In fact, a similar situation happened earlier this year when geobiologist Nora Noffke, of Old Dominion University in Virginia, announced in the journal “Astrobiology” that there were similarities between ancient sedimentary rocks shaped by microbes on the Gillespie Lake outcrop in Yellowknife Bay on Mars to sedimentary rocks shaped by microbes here on Earth. However, the findings only suggest, not prove, that life did exist on the cold Martian surface about 3.7 billion years ago, according to Astrobiology Magazine.
If we found living microbial life on Mars things probably wouldn’t change all that much right away here on earth. In fact, the matter would probably enter the political arena and the issue of whether to disturb the life with our presence or turn Mars into a sort of nature preserve would probably come up, according to SETI.
But, if microbial life similar to that found on Earth were found on other worlds such as Mars, it would likely confirm what many scientists already believe: that life is pretty common in the universe. It would probably help to determine if other distant worlds farther out into the reaches of space could support similar life. It could also prompt politicians and ecofriendly organizations to enact international policies which would regulate contact with said life.
The discovery of microbial could also set the standard for how we handle larger more advanced alien life and could even potentially set political and customary standards when and if we do encounter it. This benefit would essentially act like a baby step toward more advanced contact.
What would be the benefits for encountering an advanced alien species?
Set aside Stephen Hawking’s warning that opening up a dialogue with E.T. could bring the cosmic version of the conquistadors to Earth, the hypothetical concept of coming into contact with an advanced alien species could potentially offer a great boost to our science and universal wisdom.

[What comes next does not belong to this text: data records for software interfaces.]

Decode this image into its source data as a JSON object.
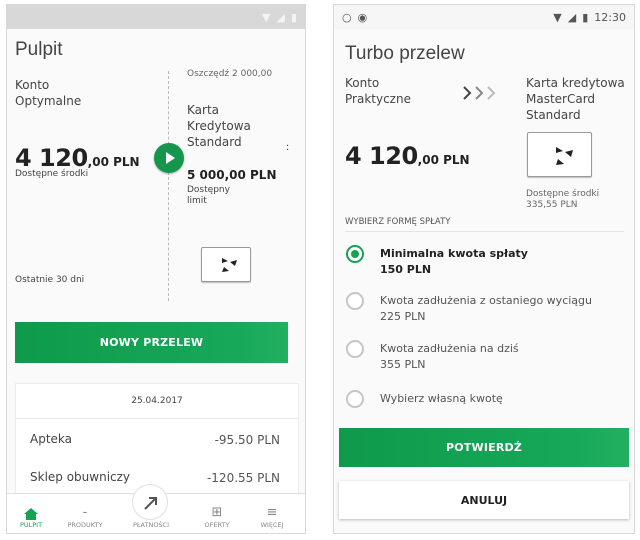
{
  "left": {
    "title": "Pulpit",
    "account_name_line1": "Konto",
    "account_name_line2": "Optymalne",
    "balance_int": "4 120",
    "balance_dec": ",00 PLN",
    "balance_label": "Dostępne środki",
    "period_label": "Ostatnie 30 dni",
    "card_savings_text": "Oszczędź 2 000,00 PLN",
    "card_name_line1": "Karta",
    "card_name_line2": "Kredytowa",
    "card_name_line3": "Standard",
    "card_limit_amount": "5 000,00 PLN",
    "card_limit_line1": "Dostępny",
    "card_limit_line2": "limit",
    "new_transfer_button": "NOWY PRZELEW",
    "history_date": "25.04.2017",
    "transactions": [
      {
        "name": "Apteka",
        "amount": "-95.50 PLN"
      },
      {
        "name": "Sklep obuwniczy",
        "amount": "-120.55 PLN"
      }
    ],
    "nav": [
      {
        "label": "PULPIT",
        "icon": "home-icon"
      },
      {
        "label": "PRODUKTY",
        "icon": "products-icon"
      },
      {
        "label": "PŁATNOŚCI",
        "icon": "payments-arrow-icon"
      },
      {
        "label": "OFERTY",
        "icon": "basket-icon"
      },
      {
        "label": "WIĘCEJ",
        "icon": "menu-icon"
      }
    ],
    "colors": {
      "accent": "#16a253",
      "statusbar": "#d8d8d8"
    }
  },
  "right": {
    "time": "12:30",
    "title": "Turbo przelew",
    "from_line1": "Konto",
    "from_line2": "Praktyczne",
    "to_line1": "Karta kredytowa",
    "to_line2": "MasterCard",
    "to_line3": "Standard",
    "balance_int": "4 120",
    "balance_dec": ",00 PLN",
    "card_available_label": "Dostępne środki",
    "card_available_amount": "335,55 PLN",
    "section_header": "WYBIERZ FORMĘ SPŁATY",
    "options": [
      {
        "label": "Minimalna kwota spłaty",
        "amount": "150 PLN",
        "selected": true
      },
      {
        "label": "Kwota zadłużenia z ostaniego wyciągu",
        "amount": "225 PLN",
        "selected": false
      },
      {
        "label": "Kwota zadłużenia na dziś",
        "amount": "355 PLN",
        "selected": false
      },
      {
        "label": "Wybierz własną kwotę",
        "amount": "",
        "selected": false
      }
    ],
    "confirm_button": "POTWIERDŹ",
    "cancel_button": "ANULUJ",
    "colors": {
      "accent": "#16a253"
    }
  }
}
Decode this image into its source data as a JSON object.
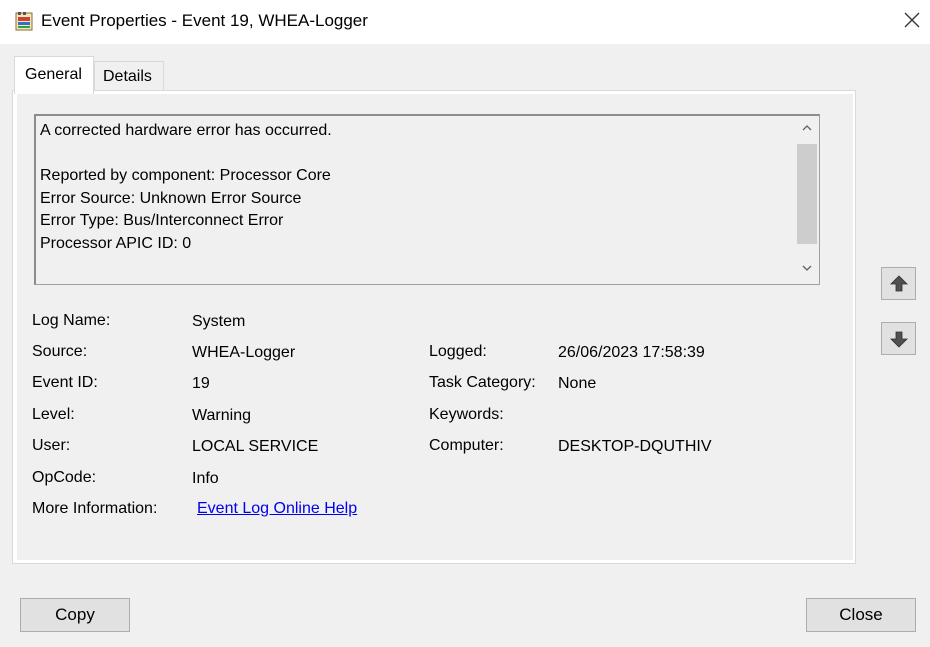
{
  "window": {
    "title": "Event Properties - Event 19, WHEA-Logger"
  },
  "tabs": {
    "general": "General",
    "details": "Details"
  },
  "description": {
    "text": "A corrected hardware error has occurred.\n\nReported by component: Processor Core\nError Source: Unknown Error Source\nError Type: Bus/Interconnect Error\nProcessor APIC ID: 0"
  },
  "fields": {
    "log_name": {
      "label": "Log Name:",
      "value": "System"
    },
    "source": {
      "label": "Source:",
      "value": "WHEA-Logger"
    },
    "logged": {
      "label": "Logged:",
      "value": "26/06/2023 17:58:39"
    },
    "event_id": {
      "label": "Event ID:",
      "value": "19"
    },
    "task_category": {
      "label": "Task Category:",
      "value": "None"
    },
    "level": {
      "label": "Level:",
      "value": "Warning"
    },
    "keywords": {
      "label": "Keywords:",
      "value": ""
    },
    "user": {
      "label": "User:",
      "value": "LOCAL SERVICE"
    },
    "computer": {
      "label": "Computer:",
      "value": "DESKTOP-DQUTHIV"
    },
    "opcode": {
      "label": "OpCode:",
      "value": "Info"
    },
    "more_info": {
      "label": "More Information:",
      "link": "Event Log Online Help"
    }
  },
  "buttons": {
    "copy": "Copy",
    "close": "Close"
  },
  "icons": {
    "app": "event-properties-icon",
    "close": "close-icon",
    "up": "arrow-up-icon",
    "down": "arrow-down-icon"
  },
  "colors": {
    "link": "#0000ee",
    "window_bg": "#f0f0f0",
    "button_bg": "#e1e1e1"
  }
}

Of course, that’s assuming they’d be willing to share and didn’t have certain interstellar policies like Star Trek’s “Prime Directive,” which prohibits the exchange of technologies and severely limits contact with less advanced cultures.
In fact, if there were said policies amongst aliens, that might explain why we haven’t been contacted yet, which is a possible explanation to the Fermi Paradox: If Aliens are widespread throughout the galaxy, why haven’t we see any yet?” according to the paper “Would Contact with Extraterrestrials Benefit or Harm Humanity? A Scenario Analysis,” by Acta Astronautica.

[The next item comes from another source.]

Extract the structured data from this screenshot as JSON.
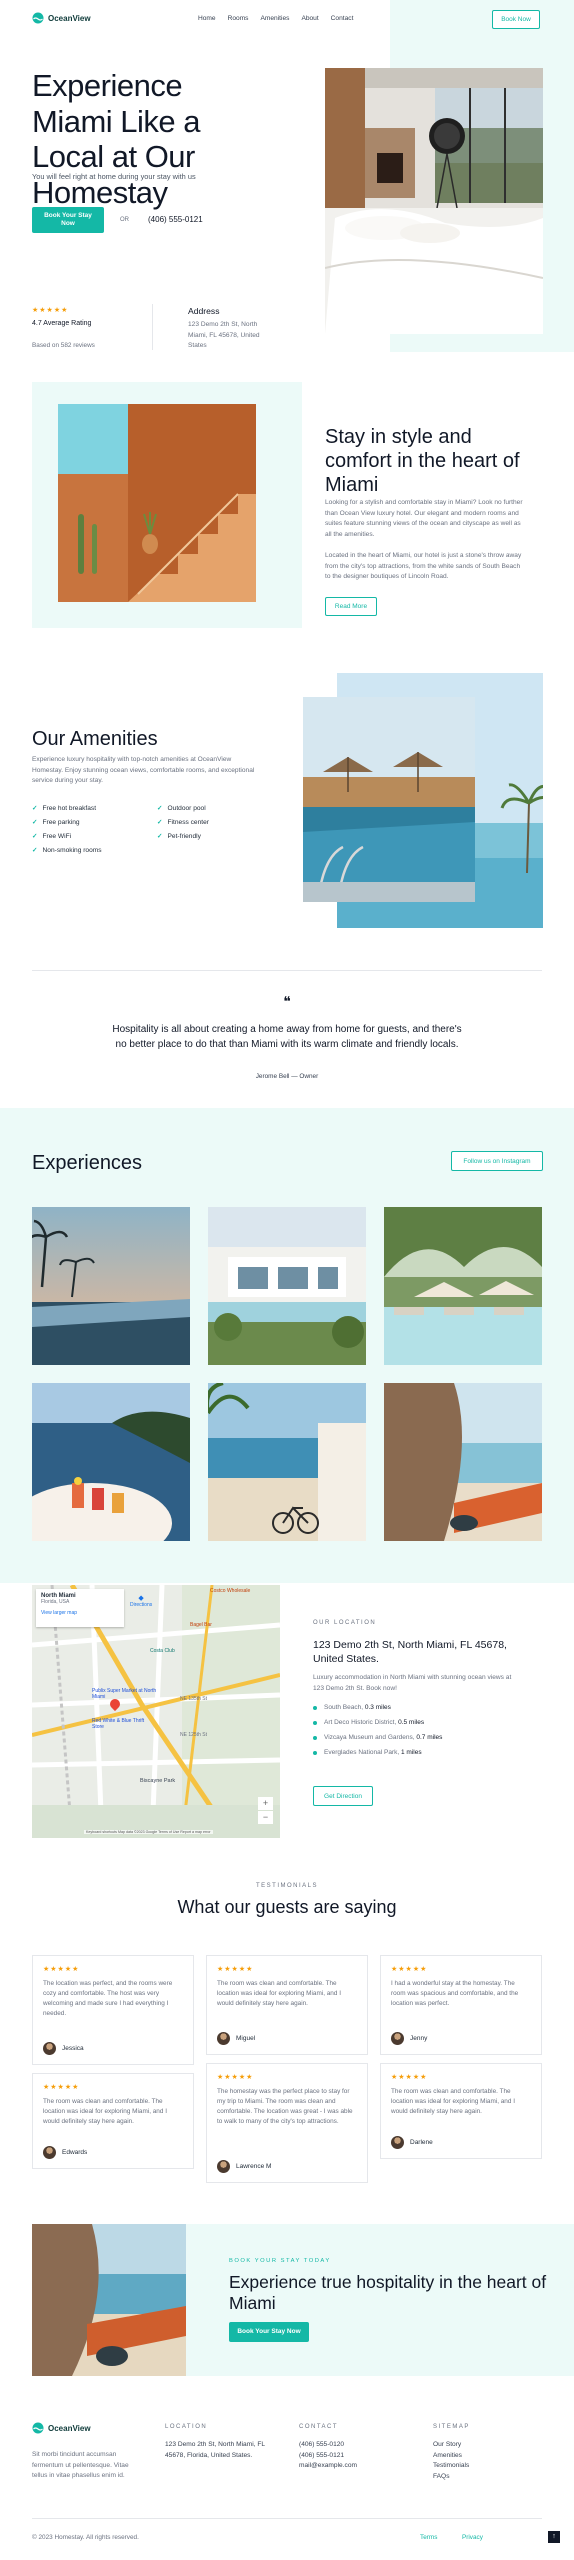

The paper goes onto describe three scenarios when dealing with contact with alien civilizations more advanced than us. The first is that they may be harmful (discussed in Part 1). The next is that they’re neutral, which could include the fact that they may be uninterested in communicating, they’re too far away, they’re a different form of life altogether and communication isn’t possible, or (like mentioned above) they’re intentionally hiding from us.
But, assuming they’re peaceful and forthcoming, the potential benefits include significant advances in math and science, advice in avoiding global catastrophes, solutions to problems on earth, and even philosophical enhancement.
It is possible that an advanced civilization several generations or having a thousand year head start on us may have come to terms with many philosophical questions still plaguing humans, perhaps even the basic: where do we come from, what are we, and where are we going questions. They could have also adapted more advanced economic and political structures we haven’t considered yet or even came to terms with some of the same social problems that still haunt earthlings.
But, there is another potential benefit, something probably very profound and has the ability to bring humanity together in a very strong bond. It is if the advanced aliens are hostile and we unite as a planet to overcome these forces.
“Perhaps we need some outside universal threat. I occasionally think how quickly our difference worldwide would vanish if we were facing an alien threat from outside this world. And yet, I ask you, is not an alien force already among us? What could be more alien to the universal aspirations of our peoples than war and the threat of war,” said President Ronald Reagan in a speech to the U.N. in 1987.
*Illustration of a spiral galaxy via Shutterstock